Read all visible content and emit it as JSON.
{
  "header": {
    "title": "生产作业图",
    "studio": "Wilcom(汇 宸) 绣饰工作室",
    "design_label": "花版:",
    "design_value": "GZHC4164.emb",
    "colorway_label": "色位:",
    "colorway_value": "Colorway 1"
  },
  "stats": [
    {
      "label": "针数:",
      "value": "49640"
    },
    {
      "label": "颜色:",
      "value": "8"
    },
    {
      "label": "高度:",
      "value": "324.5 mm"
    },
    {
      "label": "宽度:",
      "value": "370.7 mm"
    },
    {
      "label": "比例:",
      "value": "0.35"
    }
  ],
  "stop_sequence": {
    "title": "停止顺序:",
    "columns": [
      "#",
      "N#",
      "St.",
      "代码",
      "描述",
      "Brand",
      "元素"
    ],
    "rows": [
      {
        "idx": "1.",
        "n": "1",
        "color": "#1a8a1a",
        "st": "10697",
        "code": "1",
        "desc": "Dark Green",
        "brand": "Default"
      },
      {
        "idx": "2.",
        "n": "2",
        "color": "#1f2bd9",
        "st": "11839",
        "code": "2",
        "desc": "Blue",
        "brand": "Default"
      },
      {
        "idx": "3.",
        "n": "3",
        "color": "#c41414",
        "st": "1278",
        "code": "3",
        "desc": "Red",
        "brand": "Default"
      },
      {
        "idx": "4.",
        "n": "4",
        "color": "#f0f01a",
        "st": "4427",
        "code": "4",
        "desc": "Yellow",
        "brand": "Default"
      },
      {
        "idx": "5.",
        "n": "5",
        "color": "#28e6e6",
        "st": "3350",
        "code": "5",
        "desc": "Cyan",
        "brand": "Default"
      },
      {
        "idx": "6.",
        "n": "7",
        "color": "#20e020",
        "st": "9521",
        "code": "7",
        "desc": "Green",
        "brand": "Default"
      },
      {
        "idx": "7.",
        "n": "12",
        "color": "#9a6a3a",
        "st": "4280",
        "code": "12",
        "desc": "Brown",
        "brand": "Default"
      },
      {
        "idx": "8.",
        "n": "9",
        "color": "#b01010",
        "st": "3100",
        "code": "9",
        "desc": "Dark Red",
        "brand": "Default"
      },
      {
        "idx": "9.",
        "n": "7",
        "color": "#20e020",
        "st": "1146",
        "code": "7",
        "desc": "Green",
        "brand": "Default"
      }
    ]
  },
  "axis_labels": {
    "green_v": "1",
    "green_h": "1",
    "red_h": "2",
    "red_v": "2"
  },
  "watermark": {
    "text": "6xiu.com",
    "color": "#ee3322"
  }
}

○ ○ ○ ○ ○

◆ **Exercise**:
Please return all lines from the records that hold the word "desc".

◆ **Solution for this problem**:
        "desc": "Dark Green",
        "desc": "Blue",
        "desc": "Red",
        "desc": "Yellow",
        "desc": "Cyan",
        "desc": "Green",
        "desc": "Brown",
        "desc": "Dark Red",
        "desc": "Green",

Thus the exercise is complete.